╭──

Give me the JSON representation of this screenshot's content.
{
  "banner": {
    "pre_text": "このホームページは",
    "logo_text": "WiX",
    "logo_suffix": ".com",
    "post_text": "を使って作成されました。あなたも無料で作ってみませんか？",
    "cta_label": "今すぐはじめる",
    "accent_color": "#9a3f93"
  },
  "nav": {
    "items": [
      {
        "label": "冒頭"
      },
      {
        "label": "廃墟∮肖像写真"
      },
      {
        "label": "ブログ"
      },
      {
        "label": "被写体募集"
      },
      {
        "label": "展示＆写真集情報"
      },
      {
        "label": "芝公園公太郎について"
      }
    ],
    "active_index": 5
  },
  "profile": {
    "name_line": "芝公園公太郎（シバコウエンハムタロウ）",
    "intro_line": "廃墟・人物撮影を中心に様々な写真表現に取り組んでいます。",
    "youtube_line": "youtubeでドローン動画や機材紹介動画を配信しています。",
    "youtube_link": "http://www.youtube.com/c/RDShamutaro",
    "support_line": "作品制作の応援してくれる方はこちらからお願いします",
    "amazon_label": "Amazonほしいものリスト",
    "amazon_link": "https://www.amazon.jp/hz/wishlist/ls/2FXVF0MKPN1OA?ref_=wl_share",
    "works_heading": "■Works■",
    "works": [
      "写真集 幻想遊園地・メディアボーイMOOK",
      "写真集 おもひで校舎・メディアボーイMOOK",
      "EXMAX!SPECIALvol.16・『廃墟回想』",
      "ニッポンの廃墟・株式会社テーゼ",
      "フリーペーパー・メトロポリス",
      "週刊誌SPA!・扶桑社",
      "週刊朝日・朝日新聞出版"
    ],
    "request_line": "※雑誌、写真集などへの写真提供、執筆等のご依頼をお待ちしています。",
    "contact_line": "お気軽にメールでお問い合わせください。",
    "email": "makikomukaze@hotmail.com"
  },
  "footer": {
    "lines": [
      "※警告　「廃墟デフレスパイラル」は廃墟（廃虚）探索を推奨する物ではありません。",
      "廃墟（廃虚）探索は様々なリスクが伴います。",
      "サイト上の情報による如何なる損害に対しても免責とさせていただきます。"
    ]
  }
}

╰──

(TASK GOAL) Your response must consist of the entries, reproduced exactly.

(RESULT OF THIS TASK)
Give me the JSON representation of this screenshot's content.
{
  "banner": {
    "pre_text": "このホームページは",
    "logo_text": "WiX",
    "logo_suffix": ".com",
    "post_text": "を使って作成されました。あなたも無料で作ってみませんか？",
    "cta_label": "今すぐはじめる",
    "accent_color": "#9a3f93"
  },
  "nav": {
    "items": [
      {
        "label": "冒頭"
      },
      {
        "label": "廃墟∮肖像写真"
      },
      {
        "label": "ブログ"
      },
      {
        "label": "被写体募集"
      },
      {
        "label": "展示＆写真集情報"
      },
      {
        "label": "芝公園公太郎について"
      }
    ],
    "active_index": 5
  },
  "profile": {
    "name_line": "芝公園公太郎（シバコウエンハムタロウ）",
    "intro_line": "廃墟・人物撮影を中心に様々な写真表現に取り組んでいます。",
    "youtube_line": "youtubeでドローン動画や機材紹介動画を配信しています。",
    "youtube_link": "http://www.youtube.com/c/RDShamutaro",
    "support_line": "作品制作の応援してくれる方はこちらからお願いします",
    "amazon_label": "Amazonほしいものリスト",
    "amazon_link": "https://www.amazon.jp/hz/wishlist/ls/2FXVF0MKPN1OA?ref_=wl_share",
    "works_heading": "■Works■",
    "works": [
      "写真集 幻想遊園地・メディアボーイMOOK",
      "写真集 おもひで校舎・メディアボーイMOOK",
      "EXMAX!SPECIALvol.16・『廃墟回想』",
      "ニッポンの廃墟・株式会社テーゼ",
      "フリーペーパー・メトロポリス",
      "週刊誌SPA!・扶桑社",
      "週刊朝日・朝日新聞出版"
    ],
    "request_line": "※雑誌、写真集などへの写真提供、執筆等のご依頼をお待ちしています。",
    "contact_line": "お気軽にメールでお問い合わせください。",
    "email": "makikomukaze@hotmail.com"
  },
  "footer": {
    "lines": [
      "※警告　「廃墟デフレスパイラル」は廃墟（廃虚）探索を推奨する物ではありません。",
      "廃墟（廃虚）探索は様々なリスクが伴います。",
      "サイト上の情報による如何なる損害に対しても免責とさせていただきます。"
    ]
  }
}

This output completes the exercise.